'''
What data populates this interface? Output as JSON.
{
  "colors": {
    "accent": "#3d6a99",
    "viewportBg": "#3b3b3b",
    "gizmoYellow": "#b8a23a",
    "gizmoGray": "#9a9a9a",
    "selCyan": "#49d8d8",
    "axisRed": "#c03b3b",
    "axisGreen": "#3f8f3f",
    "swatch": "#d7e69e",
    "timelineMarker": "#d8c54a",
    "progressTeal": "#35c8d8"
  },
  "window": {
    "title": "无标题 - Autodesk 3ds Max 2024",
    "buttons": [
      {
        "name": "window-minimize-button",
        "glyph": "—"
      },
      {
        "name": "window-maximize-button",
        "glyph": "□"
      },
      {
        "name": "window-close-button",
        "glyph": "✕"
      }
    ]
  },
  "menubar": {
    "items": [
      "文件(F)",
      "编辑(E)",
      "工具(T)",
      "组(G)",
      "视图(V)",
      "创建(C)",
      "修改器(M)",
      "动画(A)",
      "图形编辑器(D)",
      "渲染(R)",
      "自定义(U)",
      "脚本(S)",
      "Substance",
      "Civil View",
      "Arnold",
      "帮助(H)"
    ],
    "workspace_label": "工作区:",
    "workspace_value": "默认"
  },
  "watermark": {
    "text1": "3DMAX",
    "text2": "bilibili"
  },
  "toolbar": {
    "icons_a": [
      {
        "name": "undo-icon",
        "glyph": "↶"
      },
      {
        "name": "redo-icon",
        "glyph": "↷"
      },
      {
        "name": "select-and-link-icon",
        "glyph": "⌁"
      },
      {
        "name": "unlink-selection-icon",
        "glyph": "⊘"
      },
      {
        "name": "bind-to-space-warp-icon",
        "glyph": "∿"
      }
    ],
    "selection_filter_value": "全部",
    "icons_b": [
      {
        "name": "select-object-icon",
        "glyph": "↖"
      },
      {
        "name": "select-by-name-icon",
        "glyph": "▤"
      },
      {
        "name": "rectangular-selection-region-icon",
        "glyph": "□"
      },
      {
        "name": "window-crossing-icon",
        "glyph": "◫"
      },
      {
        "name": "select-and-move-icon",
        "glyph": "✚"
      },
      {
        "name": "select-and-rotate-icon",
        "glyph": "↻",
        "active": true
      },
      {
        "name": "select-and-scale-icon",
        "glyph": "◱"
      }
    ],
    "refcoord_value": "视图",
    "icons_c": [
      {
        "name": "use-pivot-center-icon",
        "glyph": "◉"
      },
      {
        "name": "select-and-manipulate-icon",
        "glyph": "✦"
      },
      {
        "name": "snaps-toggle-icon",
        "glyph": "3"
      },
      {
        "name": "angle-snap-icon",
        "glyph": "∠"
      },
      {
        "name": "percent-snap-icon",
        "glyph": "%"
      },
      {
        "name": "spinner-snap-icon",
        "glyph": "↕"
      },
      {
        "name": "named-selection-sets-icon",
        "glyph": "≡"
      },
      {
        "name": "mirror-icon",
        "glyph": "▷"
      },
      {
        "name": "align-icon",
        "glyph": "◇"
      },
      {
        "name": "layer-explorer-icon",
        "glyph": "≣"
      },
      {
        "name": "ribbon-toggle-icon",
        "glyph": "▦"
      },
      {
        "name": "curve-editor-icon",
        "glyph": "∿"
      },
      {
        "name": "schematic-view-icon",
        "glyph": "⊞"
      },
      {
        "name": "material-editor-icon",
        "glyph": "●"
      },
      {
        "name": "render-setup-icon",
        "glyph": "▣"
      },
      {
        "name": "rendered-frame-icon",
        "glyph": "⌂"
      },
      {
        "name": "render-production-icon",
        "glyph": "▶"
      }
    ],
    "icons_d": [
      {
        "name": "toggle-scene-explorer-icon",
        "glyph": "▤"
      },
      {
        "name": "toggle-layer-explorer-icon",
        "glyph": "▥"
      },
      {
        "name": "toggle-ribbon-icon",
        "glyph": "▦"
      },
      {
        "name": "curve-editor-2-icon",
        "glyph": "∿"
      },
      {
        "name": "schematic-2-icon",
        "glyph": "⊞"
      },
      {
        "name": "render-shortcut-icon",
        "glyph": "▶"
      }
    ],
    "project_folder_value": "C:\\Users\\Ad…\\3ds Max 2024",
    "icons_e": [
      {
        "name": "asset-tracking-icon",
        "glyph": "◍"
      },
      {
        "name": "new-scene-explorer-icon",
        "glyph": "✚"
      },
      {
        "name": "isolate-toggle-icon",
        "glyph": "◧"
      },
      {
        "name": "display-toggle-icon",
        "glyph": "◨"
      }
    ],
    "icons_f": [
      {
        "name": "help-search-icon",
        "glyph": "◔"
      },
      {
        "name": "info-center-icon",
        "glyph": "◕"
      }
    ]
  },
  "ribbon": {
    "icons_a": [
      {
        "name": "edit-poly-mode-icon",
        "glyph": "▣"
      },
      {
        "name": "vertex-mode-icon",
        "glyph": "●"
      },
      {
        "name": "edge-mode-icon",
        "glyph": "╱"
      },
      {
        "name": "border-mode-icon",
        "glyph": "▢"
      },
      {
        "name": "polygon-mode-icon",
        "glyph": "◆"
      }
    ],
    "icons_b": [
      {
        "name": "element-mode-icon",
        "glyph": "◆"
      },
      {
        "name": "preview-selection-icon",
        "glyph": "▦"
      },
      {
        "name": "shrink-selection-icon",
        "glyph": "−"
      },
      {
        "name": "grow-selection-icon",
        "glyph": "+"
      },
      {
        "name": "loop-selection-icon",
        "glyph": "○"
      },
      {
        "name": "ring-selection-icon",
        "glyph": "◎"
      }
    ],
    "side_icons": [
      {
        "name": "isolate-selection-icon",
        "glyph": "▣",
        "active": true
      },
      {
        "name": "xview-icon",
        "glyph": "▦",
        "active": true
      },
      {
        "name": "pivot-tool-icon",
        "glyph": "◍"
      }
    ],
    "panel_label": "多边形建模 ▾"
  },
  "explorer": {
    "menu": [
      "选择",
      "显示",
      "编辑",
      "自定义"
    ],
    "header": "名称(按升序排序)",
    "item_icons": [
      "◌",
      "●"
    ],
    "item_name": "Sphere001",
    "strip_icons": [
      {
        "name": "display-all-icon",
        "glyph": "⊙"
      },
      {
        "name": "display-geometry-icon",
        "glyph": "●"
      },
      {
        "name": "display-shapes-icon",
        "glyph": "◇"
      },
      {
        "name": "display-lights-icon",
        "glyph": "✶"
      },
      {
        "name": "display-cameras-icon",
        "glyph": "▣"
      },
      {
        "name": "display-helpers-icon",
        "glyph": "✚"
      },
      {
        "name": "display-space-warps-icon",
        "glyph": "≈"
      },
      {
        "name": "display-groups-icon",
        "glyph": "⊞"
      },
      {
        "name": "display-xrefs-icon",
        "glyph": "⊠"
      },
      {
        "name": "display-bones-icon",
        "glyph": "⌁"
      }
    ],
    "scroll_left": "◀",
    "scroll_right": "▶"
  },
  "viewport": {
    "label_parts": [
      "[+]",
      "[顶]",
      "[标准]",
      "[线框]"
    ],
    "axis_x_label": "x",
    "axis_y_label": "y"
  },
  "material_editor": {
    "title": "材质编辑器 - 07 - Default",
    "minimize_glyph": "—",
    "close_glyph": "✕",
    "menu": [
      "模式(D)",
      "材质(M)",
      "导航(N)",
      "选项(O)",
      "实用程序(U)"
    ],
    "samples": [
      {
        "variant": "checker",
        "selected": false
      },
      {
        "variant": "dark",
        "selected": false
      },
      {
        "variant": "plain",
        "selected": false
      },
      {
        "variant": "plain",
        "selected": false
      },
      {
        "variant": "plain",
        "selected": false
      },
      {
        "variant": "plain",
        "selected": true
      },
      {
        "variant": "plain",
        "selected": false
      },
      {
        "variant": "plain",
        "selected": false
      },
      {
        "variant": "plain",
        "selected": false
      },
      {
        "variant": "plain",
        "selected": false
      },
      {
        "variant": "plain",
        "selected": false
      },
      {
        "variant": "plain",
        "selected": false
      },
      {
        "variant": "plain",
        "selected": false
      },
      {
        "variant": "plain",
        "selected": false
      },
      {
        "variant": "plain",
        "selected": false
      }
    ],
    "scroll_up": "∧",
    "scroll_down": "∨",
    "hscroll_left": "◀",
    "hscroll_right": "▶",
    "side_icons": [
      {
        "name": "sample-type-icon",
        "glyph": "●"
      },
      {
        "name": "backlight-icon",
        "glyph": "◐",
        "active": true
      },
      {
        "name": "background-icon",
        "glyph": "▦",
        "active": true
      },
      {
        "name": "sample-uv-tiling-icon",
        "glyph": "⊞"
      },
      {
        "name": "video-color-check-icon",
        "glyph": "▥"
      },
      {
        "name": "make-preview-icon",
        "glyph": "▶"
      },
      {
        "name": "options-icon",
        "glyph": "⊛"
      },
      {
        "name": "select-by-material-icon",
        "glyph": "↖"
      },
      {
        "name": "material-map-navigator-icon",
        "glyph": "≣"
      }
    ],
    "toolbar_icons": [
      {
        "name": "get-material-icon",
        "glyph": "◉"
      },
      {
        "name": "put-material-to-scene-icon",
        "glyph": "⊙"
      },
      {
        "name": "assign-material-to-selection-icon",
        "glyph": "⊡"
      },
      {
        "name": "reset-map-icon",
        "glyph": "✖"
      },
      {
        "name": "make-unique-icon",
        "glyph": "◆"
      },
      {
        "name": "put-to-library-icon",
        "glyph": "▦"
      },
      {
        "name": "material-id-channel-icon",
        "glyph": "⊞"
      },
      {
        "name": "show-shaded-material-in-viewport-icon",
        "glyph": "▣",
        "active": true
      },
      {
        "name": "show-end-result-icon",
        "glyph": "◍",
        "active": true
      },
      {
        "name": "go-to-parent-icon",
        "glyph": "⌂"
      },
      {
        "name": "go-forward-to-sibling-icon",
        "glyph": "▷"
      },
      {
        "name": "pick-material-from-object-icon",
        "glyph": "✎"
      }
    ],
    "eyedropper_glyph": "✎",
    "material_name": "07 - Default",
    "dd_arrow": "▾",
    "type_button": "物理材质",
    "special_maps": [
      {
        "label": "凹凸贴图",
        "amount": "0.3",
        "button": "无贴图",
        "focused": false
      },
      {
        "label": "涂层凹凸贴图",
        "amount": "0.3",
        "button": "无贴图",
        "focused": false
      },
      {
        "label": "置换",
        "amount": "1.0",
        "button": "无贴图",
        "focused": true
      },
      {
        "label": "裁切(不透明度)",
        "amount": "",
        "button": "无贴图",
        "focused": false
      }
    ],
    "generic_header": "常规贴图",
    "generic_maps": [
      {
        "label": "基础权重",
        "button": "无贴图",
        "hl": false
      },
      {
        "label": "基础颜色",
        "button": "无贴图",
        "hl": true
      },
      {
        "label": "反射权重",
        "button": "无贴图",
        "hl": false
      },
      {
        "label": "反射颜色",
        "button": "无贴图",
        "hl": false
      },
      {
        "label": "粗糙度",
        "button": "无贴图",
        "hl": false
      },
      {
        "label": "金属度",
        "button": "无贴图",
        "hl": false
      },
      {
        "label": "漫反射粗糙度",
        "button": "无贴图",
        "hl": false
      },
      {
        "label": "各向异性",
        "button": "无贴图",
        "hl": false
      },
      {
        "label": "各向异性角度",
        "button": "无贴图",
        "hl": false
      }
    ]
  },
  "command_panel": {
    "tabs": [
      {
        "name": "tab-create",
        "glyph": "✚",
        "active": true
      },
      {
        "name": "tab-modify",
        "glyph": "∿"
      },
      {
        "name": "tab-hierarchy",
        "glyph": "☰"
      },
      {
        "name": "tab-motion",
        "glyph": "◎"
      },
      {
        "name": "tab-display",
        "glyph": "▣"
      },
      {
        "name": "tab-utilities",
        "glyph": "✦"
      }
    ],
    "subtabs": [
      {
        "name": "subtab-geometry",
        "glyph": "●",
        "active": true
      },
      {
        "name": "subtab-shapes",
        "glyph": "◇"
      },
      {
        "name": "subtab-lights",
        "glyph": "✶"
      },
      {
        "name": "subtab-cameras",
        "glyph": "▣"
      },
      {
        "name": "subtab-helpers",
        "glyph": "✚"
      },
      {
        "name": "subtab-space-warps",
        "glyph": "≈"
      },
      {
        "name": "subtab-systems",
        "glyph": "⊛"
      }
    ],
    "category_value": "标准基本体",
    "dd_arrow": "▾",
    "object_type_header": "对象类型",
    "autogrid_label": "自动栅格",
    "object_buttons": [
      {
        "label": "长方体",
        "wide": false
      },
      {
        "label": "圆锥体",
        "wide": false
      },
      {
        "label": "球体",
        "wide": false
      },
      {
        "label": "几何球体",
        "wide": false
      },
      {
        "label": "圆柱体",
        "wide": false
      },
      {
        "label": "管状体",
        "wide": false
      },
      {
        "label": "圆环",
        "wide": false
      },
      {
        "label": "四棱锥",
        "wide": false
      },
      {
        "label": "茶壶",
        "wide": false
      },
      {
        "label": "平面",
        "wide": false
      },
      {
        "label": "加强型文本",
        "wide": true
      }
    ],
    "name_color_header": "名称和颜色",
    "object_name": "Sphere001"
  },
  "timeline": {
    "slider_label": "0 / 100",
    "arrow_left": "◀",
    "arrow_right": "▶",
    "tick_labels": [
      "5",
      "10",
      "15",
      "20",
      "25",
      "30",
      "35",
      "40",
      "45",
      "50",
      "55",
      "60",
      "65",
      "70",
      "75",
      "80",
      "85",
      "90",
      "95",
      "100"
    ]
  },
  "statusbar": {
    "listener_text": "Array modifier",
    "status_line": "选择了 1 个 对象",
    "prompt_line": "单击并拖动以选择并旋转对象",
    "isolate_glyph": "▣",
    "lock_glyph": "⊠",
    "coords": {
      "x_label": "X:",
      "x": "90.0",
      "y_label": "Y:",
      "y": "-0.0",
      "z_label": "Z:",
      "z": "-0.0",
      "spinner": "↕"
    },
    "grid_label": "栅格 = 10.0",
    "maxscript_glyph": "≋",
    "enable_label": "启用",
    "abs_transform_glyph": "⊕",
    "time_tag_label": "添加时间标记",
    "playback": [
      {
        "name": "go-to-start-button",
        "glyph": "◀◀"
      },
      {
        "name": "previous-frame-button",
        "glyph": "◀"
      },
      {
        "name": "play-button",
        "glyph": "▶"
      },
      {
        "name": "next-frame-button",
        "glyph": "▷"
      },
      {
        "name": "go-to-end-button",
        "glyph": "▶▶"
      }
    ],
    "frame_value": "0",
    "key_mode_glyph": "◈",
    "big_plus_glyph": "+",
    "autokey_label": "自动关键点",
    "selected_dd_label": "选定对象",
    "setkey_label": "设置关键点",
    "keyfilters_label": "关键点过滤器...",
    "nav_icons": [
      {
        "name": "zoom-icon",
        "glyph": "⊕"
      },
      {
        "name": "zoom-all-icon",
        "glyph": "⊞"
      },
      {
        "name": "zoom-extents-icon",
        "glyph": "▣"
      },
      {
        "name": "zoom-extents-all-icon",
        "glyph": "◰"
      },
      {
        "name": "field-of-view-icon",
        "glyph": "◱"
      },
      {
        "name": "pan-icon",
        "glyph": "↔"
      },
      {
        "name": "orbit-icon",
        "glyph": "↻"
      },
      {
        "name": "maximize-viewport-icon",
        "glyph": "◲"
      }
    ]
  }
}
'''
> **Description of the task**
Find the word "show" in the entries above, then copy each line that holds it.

> **Solution to this problem**
        "name": "show-shaded-material-in-viewport-icon",
        "name": "show-end-result-icon",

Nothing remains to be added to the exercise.